Begonia fuchsioides
Begonia fuchsioides

This is a compact, shrubby plant with glossy oblong leaves and in autumn flower if red/pink appear in clusters. Can reach a height of 1.2m and is fairly easy to grow. Do not firm the compost too much when potting on, as the plant prefers loose growing media.

 BEGONIA HAAGEANA (Elephant’s Begonia)

This 1.2m tall plant has dark green leaves with whitish hairs and red veins that are reddish below. In summer pretty pinkish-white flowers appear. Can take more light than most begonias, where it needs to be cut back to maintain compactness.

Begonia manicata
Begonia manicata

This 45cm tall plant has arrow-shaped, pale green and smooth leaves with thin reddish edges. As the plant grows older the leaves become rounded and more heart-shaped. In winter, a profusion of pinkish flowers on tall spikes appear. An easy plant to grow.

 BEGONIA MASONIANA (Iron Cross Begonia)

Begonia masoniana
Begonia masoniana

This is similar to the well-known Rex Begonia but is smaller and more compact and bristly. The leaves are striking in that it has a bold chocolate brown central leaf marking that look like an Iron cross. An easy plant to look after.

Begonia metallica
Begonia metallica

This is a begonia that has branching habit, whose leaves have a metallic lustre that is veined and crimson below. In autumn, white to pink flowers appear where the plant can reach 1m.

 BEGONIA REX (Rex Begonia)
Begonia rex 'Paul Gibory'
Begonia rex ‘Paul Gibory’

This begonia has crinkled, irregular–edged, spear-shaped leaves. The leaves are stunning and often have beautiful colours and marking with silvery variegation. It grows up to 30cm in height where it does its best in slight shade.

Begonia x semperflorens-cultorum
Begonia x semperflorens-cultorum

This popular summer bedding plant is often used outside but it can be used indoors to produce winter blooms on a sunny windowsill. This is a begonia that is grown for its red yellow, orange or white blooms, where it can grow up to 23cm in height.

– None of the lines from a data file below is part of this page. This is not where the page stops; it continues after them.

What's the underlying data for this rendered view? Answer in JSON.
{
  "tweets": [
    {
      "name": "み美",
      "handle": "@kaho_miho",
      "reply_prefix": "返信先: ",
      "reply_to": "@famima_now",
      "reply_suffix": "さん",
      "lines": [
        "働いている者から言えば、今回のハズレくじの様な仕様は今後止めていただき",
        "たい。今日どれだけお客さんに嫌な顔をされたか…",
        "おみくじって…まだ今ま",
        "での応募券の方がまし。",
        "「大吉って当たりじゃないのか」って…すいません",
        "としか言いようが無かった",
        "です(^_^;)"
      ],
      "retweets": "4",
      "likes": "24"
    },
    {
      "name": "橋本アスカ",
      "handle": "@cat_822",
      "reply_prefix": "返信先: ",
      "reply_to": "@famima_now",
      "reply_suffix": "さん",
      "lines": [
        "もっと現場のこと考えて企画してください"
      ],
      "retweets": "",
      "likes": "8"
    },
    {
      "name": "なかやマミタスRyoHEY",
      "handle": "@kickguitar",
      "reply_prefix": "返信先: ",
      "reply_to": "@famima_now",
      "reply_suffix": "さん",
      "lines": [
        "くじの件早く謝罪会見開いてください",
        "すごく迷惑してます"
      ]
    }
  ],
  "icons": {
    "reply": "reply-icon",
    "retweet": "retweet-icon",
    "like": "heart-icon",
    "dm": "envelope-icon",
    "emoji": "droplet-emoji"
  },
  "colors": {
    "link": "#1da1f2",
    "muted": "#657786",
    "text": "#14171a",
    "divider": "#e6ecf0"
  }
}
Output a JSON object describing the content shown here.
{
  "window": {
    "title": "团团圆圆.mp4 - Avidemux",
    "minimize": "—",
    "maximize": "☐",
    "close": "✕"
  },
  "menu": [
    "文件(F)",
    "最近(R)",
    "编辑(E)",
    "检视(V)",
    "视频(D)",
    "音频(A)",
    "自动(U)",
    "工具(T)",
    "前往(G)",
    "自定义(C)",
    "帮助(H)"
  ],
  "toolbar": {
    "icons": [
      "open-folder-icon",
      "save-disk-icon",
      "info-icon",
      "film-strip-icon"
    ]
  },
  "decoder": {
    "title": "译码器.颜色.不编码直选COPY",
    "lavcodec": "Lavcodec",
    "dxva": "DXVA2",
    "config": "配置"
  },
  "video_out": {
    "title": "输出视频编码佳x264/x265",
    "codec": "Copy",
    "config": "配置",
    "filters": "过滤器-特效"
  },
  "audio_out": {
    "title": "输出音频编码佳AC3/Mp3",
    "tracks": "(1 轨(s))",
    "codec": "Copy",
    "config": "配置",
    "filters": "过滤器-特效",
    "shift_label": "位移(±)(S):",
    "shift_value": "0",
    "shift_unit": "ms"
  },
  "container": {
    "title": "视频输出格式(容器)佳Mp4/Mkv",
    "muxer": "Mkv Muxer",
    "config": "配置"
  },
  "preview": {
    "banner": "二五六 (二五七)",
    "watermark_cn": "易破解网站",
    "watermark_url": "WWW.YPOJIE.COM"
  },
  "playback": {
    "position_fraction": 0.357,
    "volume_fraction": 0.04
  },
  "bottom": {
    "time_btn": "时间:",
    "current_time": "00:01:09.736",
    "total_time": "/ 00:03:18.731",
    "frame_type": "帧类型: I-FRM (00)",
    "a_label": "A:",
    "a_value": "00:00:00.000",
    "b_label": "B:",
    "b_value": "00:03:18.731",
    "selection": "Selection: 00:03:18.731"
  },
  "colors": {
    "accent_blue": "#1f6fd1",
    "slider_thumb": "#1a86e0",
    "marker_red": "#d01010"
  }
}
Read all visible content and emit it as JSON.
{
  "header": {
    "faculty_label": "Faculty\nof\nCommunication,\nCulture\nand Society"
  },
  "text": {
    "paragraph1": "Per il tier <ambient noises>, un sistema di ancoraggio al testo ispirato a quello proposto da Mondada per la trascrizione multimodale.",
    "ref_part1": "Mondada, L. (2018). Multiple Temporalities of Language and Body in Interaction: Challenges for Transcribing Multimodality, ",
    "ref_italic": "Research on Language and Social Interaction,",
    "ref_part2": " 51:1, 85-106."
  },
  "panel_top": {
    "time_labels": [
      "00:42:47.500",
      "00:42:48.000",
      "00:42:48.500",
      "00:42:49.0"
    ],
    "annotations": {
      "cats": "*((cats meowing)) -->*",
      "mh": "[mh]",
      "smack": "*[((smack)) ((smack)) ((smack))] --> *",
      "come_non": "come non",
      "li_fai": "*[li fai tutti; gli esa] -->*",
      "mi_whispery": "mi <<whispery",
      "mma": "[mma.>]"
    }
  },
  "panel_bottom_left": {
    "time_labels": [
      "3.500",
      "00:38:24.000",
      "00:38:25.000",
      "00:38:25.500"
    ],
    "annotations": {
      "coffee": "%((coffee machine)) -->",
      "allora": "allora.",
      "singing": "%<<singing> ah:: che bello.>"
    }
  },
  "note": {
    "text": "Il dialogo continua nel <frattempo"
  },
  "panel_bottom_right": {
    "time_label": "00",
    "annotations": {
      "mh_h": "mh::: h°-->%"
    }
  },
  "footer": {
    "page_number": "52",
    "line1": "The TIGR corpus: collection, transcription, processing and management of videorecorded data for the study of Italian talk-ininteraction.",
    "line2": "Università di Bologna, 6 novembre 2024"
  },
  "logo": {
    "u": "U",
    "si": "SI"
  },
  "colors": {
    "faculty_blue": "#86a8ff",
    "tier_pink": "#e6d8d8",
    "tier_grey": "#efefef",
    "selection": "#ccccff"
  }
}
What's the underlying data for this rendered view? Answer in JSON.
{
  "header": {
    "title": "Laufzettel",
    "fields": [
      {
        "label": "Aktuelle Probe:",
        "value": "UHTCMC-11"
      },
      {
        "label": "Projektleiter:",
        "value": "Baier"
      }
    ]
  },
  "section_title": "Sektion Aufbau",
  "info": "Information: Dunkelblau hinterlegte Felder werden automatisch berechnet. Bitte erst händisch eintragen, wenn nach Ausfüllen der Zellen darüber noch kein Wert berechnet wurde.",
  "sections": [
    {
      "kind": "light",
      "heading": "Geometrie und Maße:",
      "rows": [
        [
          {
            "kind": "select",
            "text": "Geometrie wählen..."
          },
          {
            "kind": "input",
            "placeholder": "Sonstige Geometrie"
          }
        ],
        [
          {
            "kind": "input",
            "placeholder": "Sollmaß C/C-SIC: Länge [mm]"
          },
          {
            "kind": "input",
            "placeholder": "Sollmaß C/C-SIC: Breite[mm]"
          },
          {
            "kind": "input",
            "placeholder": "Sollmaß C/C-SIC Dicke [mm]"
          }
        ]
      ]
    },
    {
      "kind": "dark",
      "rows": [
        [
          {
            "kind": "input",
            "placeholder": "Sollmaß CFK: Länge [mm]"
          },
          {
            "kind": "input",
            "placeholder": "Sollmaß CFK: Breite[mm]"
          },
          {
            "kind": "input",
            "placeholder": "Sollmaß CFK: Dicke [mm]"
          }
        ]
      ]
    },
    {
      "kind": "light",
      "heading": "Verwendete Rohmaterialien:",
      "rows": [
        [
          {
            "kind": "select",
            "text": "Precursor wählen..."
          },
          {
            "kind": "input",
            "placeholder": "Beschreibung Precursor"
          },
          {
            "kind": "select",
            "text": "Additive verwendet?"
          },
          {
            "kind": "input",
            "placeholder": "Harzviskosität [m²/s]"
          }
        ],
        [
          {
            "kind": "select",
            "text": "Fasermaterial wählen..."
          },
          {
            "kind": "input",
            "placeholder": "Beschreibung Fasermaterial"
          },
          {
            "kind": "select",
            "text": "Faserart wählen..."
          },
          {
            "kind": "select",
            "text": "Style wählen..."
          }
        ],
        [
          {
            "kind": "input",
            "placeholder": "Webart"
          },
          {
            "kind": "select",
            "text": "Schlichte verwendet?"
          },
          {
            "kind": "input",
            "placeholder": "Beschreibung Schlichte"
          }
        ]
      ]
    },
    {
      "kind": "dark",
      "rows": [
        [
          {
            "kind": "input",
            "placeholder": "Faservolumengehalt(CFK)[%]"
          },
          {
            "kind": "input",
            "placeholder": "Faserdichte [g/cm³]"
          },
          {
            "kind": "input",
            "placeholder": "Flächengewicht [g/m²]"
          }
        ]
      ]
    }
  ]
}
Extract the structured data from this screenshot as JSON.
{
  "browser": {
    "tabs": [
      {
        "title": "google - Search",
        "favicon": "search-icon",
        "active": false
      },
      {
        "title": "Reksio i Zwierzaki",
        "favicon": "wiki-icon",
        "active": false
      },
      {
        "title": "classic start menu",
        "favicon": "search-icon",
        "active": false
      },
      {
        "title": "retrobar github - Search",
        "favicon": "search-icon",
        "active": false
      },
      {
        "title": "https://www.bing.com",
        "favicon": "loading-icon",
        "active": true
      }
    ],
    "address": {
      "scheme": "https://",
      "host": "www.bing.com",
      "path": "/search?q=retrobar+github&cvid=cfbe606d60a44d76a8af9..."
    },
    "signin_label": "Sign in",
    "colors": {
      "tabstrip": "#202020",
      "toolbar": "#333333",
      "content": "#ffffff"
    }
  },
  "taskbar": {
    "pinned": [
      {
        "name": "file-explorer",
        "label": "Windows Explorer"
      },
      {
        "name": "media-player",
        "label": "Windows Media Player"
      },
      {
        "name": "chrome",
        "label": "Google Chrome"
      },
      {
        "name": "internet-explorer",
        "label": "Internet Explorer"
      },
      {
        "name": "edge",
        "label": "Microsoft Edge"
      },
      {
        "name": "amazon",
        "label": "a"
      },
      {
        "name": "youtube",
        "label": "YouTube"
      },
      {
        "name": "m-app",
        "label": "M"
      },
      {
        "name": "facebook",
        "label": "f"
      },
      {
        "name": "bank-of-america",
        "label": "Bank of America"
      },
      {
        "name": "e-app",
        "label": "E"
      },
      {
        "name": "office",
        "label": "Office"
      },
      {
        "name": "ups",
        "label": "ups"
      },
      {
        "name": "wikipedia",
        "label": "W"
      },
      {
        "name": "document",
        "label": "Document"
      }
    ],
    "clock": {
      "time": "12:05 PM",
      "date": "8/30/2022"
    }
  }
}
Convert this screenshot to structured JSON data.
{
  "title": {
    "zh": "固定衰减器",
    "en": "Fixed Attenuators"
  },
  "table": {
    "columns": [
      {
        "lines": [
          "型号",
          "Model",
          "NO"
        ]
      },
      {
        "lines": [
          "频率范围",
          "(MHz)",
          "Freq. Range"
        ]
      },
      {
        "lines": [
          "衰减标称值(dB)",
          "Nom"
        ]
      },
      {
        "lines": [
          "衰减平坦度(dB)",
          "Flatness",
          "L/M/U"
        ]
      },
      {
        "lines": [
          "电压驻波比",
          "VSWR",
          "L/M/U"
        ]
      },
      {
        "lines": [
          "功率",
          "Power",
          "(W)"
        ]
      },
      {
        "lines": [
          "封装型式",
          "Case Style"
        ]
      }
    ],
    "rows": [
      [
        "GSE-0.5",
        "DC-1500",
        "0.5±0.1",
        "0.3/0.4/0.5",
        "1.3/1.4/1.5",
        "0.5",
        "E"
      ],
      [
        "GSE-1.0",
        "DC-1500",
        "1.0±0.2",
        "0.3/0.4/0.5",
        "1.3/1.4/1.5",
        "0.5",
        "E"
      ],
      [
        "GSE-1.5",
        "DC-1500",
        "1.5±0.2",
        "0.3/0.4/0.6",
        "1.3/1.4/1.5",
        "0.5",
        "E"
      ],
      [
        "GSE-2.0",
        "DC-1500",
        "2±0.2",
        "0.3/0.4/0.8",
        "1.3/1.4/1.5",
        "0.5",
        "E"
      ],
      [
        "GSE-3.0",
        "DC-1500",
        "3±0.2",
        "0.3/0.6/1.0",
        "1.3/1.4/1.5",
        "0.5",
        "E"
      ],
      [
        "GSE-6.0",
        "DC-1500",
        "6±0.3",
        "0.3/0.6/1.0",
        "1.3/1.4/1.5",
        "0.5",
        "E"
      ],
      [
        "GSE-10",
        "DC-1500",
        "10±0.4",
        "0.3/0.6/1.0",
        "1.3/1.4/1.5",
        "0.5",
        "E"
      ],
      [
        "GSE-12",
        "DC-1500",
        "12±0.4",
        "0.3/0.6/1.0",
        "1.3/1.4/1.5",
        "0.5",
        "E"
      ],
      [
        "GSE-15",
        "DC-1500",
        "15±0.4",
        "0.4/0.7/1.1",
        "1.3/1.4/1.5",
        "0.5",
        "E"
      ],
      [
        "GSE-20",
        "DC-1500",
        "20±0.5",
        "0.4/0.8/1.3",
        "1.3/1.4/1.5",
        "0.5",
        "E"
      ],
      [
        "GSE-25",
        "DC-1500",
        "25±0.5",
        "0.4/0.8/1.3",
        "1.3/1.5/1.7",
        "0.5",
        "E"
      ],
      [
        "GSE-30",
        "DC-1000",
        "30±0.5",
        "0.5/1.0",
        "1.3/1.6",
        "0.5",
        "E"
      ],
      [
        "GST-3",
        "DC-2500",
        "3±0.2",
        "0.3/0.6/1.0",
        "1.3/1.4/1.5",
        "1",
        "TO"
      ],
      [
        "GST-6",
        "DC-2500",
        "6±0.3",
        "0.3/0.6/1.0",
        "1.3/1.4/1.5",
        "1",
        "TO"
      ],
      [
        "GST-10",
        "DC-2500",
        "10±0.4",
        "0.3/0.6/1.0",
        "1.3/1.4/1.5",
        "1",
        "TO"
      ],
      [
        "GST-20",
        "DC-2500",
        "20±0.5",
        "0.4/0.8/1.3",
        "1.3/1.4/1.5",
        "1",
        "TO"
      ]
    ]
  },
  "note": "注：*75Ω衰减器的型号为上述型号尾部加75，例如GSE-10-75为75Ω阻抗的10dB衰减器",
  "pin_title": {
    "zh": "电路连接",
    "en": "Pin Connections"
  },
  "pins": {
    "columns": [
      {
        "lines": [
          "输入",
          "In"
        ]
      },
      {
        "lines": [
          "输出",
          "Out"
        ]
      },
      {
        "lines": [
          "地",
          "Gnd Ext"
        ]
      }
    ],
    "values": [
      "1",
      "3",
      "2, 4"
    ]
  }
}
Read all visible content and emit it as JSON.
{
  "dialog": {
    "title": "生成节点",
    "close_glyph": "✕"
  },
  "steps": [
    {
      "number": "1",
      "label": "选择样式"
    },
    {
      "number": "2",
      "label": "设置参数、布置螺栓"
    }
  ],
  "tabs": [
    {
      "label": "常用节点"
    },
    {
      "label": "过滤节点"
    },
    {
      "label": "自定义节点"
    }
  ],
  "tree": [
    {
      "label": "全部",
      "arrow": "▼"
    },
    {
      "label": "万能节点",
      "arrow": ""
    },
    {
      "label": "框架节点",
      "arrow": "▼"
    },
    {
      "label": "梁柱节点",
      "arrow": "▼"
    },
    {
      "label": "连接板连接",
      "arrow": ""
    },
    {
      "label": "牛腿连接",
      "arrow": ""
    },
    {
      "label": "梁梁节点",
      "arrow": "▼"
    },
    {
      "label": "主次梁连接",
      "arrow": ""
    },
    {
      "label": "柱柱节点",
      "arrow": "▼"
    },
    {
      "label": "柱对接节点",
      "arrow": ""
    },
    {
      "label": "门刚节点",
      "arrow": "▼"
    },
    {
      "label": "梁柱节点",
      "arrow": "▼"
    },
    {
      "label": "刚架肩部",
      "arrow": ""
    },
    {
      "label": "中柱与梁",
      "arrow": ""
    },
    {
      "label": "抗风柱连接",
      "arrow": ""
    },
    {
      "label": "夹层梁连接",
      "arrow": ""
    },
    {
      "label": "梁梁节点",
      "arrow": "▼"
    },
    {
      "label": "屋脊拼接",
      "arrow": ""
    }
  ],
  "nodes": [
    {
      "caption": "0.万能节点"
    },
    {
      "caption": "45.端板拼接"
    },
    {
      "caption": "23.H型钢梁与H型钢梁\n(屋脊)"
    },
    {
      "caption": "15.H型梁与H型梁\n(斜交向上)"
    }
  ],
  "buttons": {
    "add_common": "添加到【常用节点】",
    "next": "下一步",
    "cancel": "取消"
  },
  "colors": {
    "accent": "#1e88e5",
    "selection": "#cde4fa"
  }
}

Can be grown from seeds.

 BEGONIA x TUBERHYBRIDA (Tuberous Begonia)
Begonia x tuberhybrida
Begonia x tuberhybrida

This is another Begonia-grown for its flowers that can be either single, double or tassel-like on some pendular forms where it can grow up to 60cm high.

Can be grown indoor via shop-bought tubers.


In this article, how to grow begonia as houseplants have been discussed from the type to grow, its preferred growing conditions and how to get the best from them. As you can see there are a lot of begonias on the market that can be safely grown indoor, be it for the leaves or the flower, or both.

These are some of the most beautiful houseplants that you can grow, especially if you get the right variety and the right growing conditions.

If you have any begonia related comments or questions that you wish to raise, please do so in the comment box below.

Grow a houseplant begonia today.


Leave a Reply

Your email address will not be published. Required fields are marked *